Two hundred college faculty and staff from across Tennessee participated in the second annual TBR Statewide High Impact Practice Conference Thursday, conducted and led by the TBR Office of Student Success.
High Impact Practices are data-driven teaching, advising and experiential practices that help our students learn, advance and graduate. The integration of HIP activities into the curricular and co-curricular work of our colleges results in the graduation of more globally aware, solution-oriented and workforce-ready students.
HIPs in the College System of Tennessee include Honors Education, Learning Communities, Study Abroad, First-Year Seminars/Experiences, Certifications, Work-based Learning, Undergraduate Research, Technology-Enhanced Learning and Undergraduate Research.
The one-day Nashville conference was an opportunity for faculty, staff and administrators to come together to hear and share best practices in HIP implementation and assessment. One focus of the conference was a closer examination of ways to close student achievement and equity gaps. Others were on quality assurance and relational advising, or success coaching, in which advisors work with students to remove obstacles and jump the hurdles that life outside the classroom presents.
“Our second year for hosting the high impact practices conference proved to be even more successful than the first,” said Dr. Heidi Leming, the College System’s vice chancellor for student success. “This year’s focus on quality assurance and closing equity gaps provided our faculty with information that will continue to raise the bar for how we deliver instruction and services.”
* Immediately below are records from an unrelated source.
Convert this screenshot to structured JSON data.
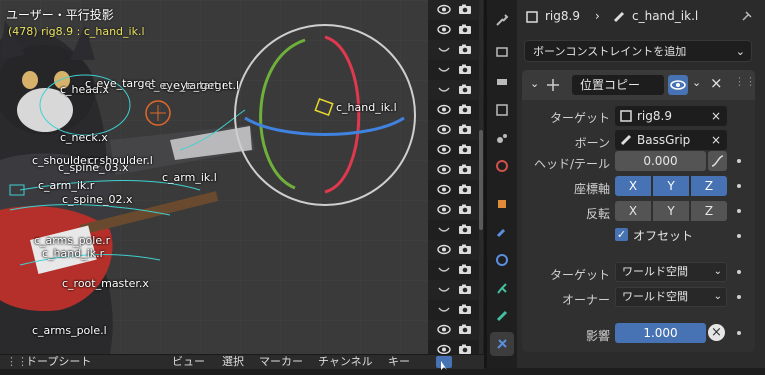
{
  "viewport": {
    "title": "ユーザー・平行投影",
    "subtitle": "(478) rig8.9 : c_hand_ik.l",
    "bone_labels": [
      "c_head.x",
      "c_eye_target",
      "c_eye_target.l",
      "c_eye_target.r",
      "c_hand_ik.l",
      "c_neck.x",
      "c_shoulder.r",
      "c_shoulder.l",
      "c_spine_03.x",
      "c_arm_ik.r",
      "c_arm_ik.l",
      "c_spine_02.x",
      "c_arms_pole.r",
      "c_hand_ik.r",
      "c_root_master.x",
      "c_arms_pole.l"
    ]
  },
  "outliner": {
    "rows": 18
  },
  "properties": {
    "breadcrumb": {
      "object": "rig8.9",
      "bone": "c_hand_ik.l"
    },
    "add_constraint": "ボーンコンストレイントを追加",
    "constraint": {
      "name": "位置コピー",
      "target_label": "ターゲット",
      "target_value": "rig8.9",
      "bone_label": "ボーン",
      "bone_value": "BassGrip",
      "headtail_label": "ヘッド/テール",
      "headtail_value": "0.000",
      "axis_label": "座標軸",
      "invert_label": "反転",
      "axes": [
        "X",
        "Y",
        "Z"
      ],
      "offset_label": "オフセット",
      "target_space_label": "ターゲット",
      "target_space_value": "ワールド空間",
      "owner_space_label": "オーナー",
      "owner_space_value": "ワールド空間",
      "influence_label": "影響",
      "influence_value": "1.000"
    }
  },
  "timeline": {
    "editor": "ドープシート",
    "menus": [
      "ビュー",
      "選択",
      "マーカー",
      "チャンネル",
      "キー"
    ]
  },
  "colors": {
    "accent": "#4772b3",
    "gizmo_x": "#e0384f",
    "gizmo_y": "#6fb03a",
    "gizmo_z": "#3f82e0"
  }
}
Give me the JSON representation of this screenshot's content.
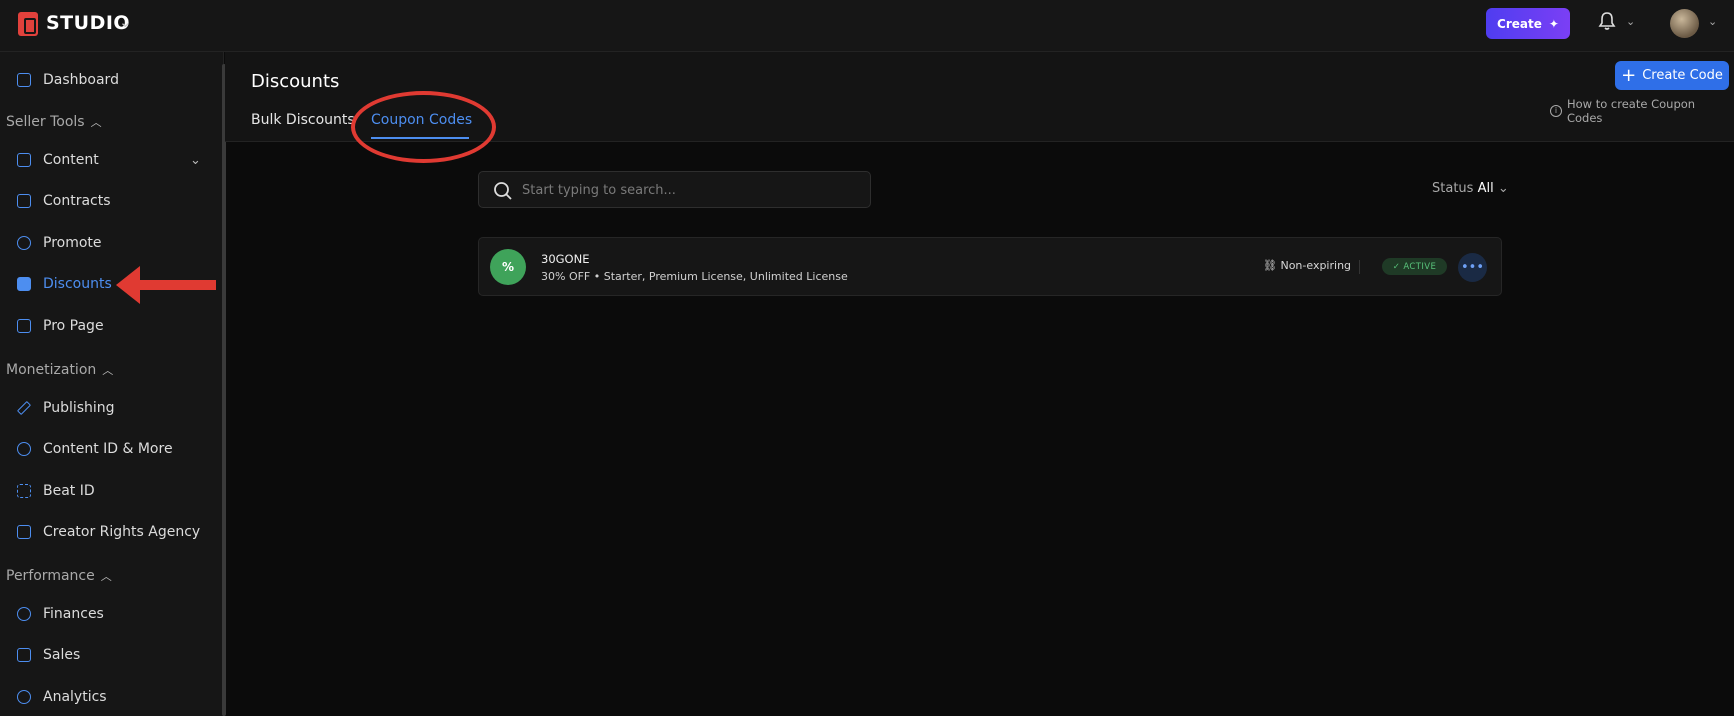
{
  "topbar": {
    "brand": "STUDIO",
    "create_label": "Create"
  },
  "sidebar": {
    "dashboard": "Dashboard",
    "section_seller_tools": "Seller Tools",
    "content": "Content",
    "contracts": "Contracts",
    "promote": "Promote",
    "discounts": "Discounts",
    "pro_page": "Pro Page",
    "section_monetization": "Monetization",
    "publishing": "Publishing",
    "content_id": "Content ID & More",
    "beat_id": "Beat ID",
    "creator_rights": "Creator Rights Agency",
    "section_performance": "Performance",
    "finances": "Finances",
    "sales": "Sales",
    "analytics": "Analytics"
  },
  "main": {
    "title": "Discounts",
    "tabs": [
      "Bulk Discounts",
      "Coupon Codes"
    ],
    "active_tab": "Coupon Codes",
    "create_code_label": "Create Code",
    "howto_label": "How to create Coupon Codes",
    "search_placeholder": "Start typing to search...",
    "status_label": "Status",
    "status_value": "All"
  },
  "coupons": [
    {
      "code": "30GONE",
      "description": "30% OFF • Starter, Premium License, Unlimited License",
      "expiry": "Non-expiring",
      "status": "ACTIVE"
    }
  ],
  "colors": {
    "accent": "#4d8ef0",
    "annotation_red": "#e03a32",
    "active_green": "#58c27a"
  }
}
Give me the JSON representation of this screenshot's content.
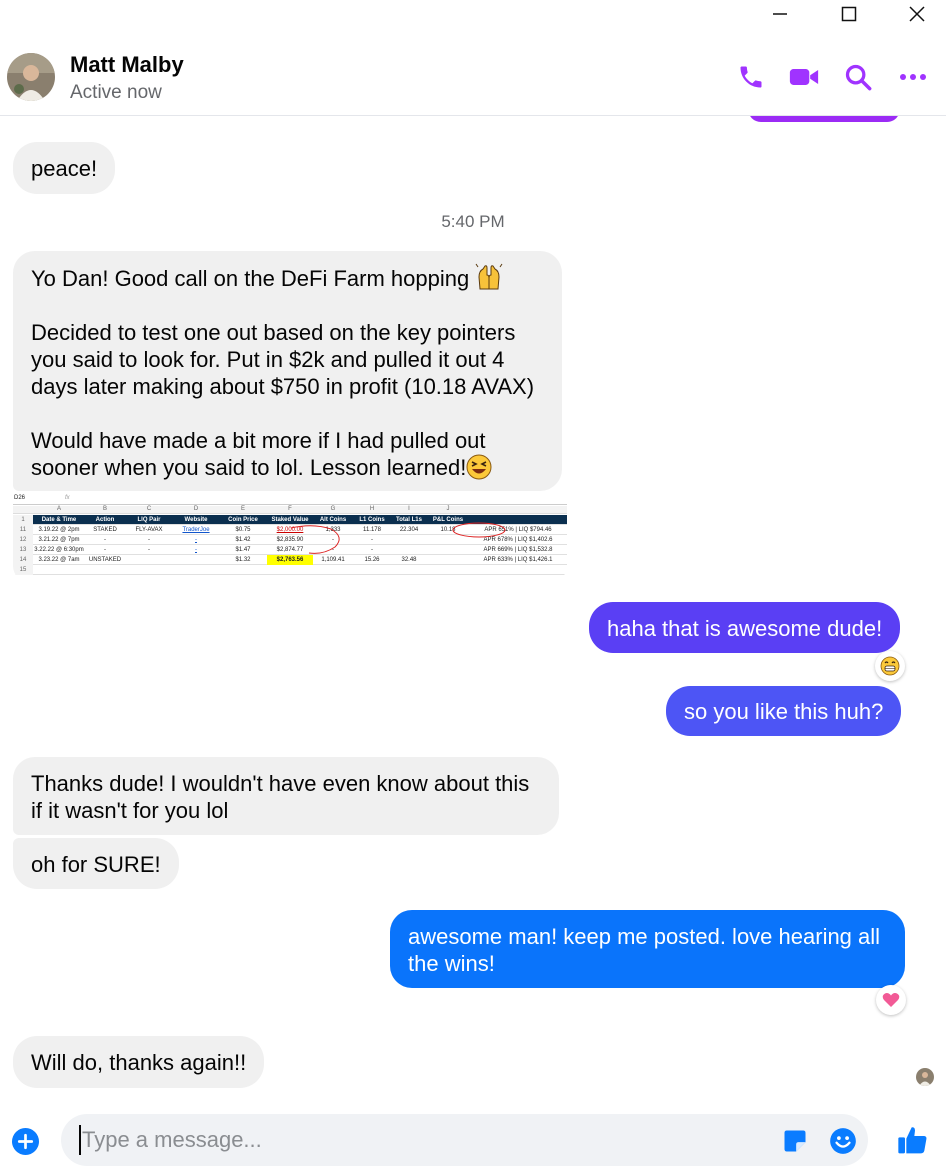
{
  "window": {
    "min_label": "minimize",
    "max_label": "maximize",
    "close_label": "close"
  },
  "header": {
    "name": "Matt Malby",
    "status": "Active now",
    "icons": [
      "phone-icon",
      "video-icon",
      "search-icon",
      "more-icon"
    ]
  },
  "colors": {
    "accent": "#a033ff",
    "outgoing_bubbles": [
      "#5a3ff4",
      "#4d55f5",
      "#0a74fb"
    ],
    "incoming_bubble": "#f0f0f0",
    "composer_icon": "#0a7cff"
  },
  "messages": {
    "peace": "peace!",
    "timestamp": "5:40 PM",
    "long_p1": "Yo Dan! Good call on the DeFi Farm hopping",
    "long_p2": "Decided to test one out based on the key pointers you said to look for. Put in $2k and pulled it out 4 days later making about $750 in profit (10.18 AVAX)",
    "long_p3": "Would have made a bit more if I had pulled out sooner when you said to lol. Lesson learned!",
    "haha": "haha that is awesome dude!",
    "like_this": "so you like this huh?",
    "thanks": "Thanks dude! I wouldn't have even know about this if it wasn't for you lol",
    "for_sure": "oh for SURE!",
    "awesome": "awesome man! keep me posted. love hearing all the wins!",
    "will_do": "Will do, thanks again!!"
  },
  "reactions": {
    "haha": "grinning-emoji",
    "awesome": "heart-emoji"
  },
  "spreadsheet": {
    "cell_ref": "D26",
    "fx": "fx",
    "col_letters": [
      "A",
      "B",
      "C",
      "D",
      "E",
      "F",
      "G",
      "H",
      "I",
      "J"
    ],
    "headers": [
      "Date & Time",
      "Action",
      "LIQ Pair",
      "Website",
      "Coin Price",
      "Staked Value",
      "Alt Coins",
      "L1 Coins",
      "Total L1s",
      "P&L Coins"
    ],
    "row_numbers": [
      "1",
      "11",
      "12",
      "13",
      "14",
      "15"
    ],
    "rows": [
      [
        "3.19.22 @ 2pm",
        "STAKED",
        "FLY-AVAX",
        "TraderJoe",
        "$0.75",
        "$2,000.00",
        "1,333",
        "11.178",
        "22.304",
        "10.18",
        "APR 651% | LIQ $794.46"
      ],
      [
        "3.21.22 @ 7pm",
        "-",
        "-",
        "-",
        "$1.42",
        "$2,835.90",
        "-",
        "-",
        "",
        "",
        "APR 678% | LIQ $1,402.6"
      ],
      [
        "3.22.22 @ 6:30pm",
        "-",
        "-",
        "-",
        "$1.47",
        "$2,874.77",
        "-",
        "-",
        "",
        "",
        "APR 669% | LIQ $1,532.8"
      ],
      [
        "3.23.22 @ 7am",
        "UNSTAKED",
        "",
        "",
        "$1.32",
        "$2,763.56",
        "1,109.41",
        "15.26",
        "32.48",
        "",
        "APR 633% | LIQ $1,426.1"
      ]
    ]
  },
  "composer": {
    "placeholder": "Type a message..."
  }
}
Keynote speakers were Dr. Shanna Jaggars, assistant vice provost at The Ohio State University, and Dr. Vijay Pendakur, dean of students at Cornell University. Jaggars opened the conference with a discussion on the details and issues involved in integrating high impact practices across an institution and assessing the outcomes. Pendakur presented a framework for understanding the current generation of college students and a set of interventions and design strategies that can help optimize student success.
Session topics included improving honors education, facilitating seamless college transitions, documenting work-based learning, advancing undergraduate research, recruiting and retaining diverse student populations, using data to identify areas for improvement, creating a mentoring culture for student success, service learning essentials, developing inclusive student services, technology-enhanced learning, and relational advising.
Faculty from across the state were given opportunities to join Faculty Learning Communities that will connect them with colleagues statewide, and briefed on the purposes and how to apply for Student Engagement, Retention and Success Initiative (SERS) grants.
The College System of Tennessee is the state’s largest public higher education system, with 13 community colleges, 27 colleges of applied technology and the online TN eCampus serving approximately 140,000 students. The system is governed by the Tennessee Board of Regents.